→ **Data records for software interfaces**
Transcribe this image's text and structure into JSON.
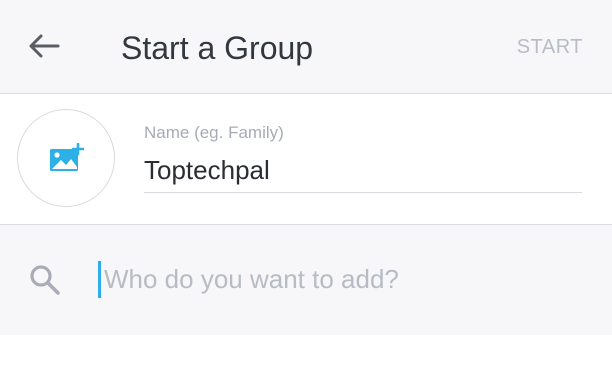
{
  "header": {
    "title": "Start a Group",
    "start_label": "START",
    "back_icon": "arrow-left-icon"
  },
  "group": {
    "name_label": "Name (eg. Family)",
    "name_value": "Toptechpal",
    "avatar_icon": "add-photo-icon"
  },
  "search": {
    "placeholder": "Who do you want to add?",
    "icon": "search-icon"
  },
  "colors": {
    "accent": "#2cb0e6",
    "header_bg": "#f7f7f9",
    "muted_text": "#b8bcc6",
    "title_text": "#333740"
  }
}
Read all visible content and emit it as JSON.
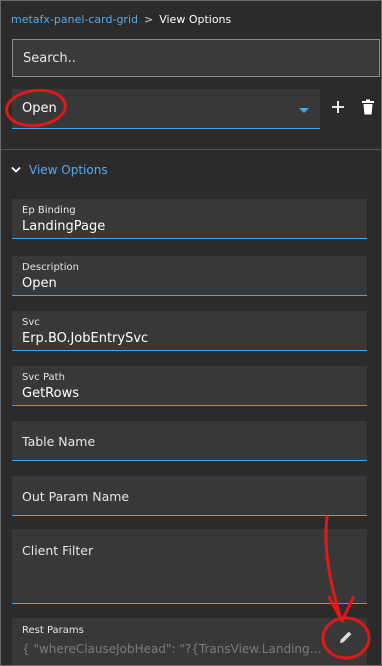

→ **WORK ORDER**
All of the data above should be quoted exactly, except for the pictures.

→ **REPLY**
Transcribe this image's text and structure into JSON.
{
  "header": {
    "title": "Start a Group",
    "start_label": "START",
    "back_icon": "arrow-left-icon"
  },
  "group": {
    "name_label": "Name (eg. Family)",
    "name_value": "Toptechpal",
    "avatar_icon": "add-photo-icon"
  },
  "search": {
    "placeholder": "Who do you want to add?",
    "icon": "search-icon"
  },
  "colors": {
    "accent": "#2cb0e6",
    "header_bg": "#f7f7f9",
    "muted_text": "#b8bcc6",
    "title_text": "#333740"
  }
}
Read all visible content and emit it as JSON.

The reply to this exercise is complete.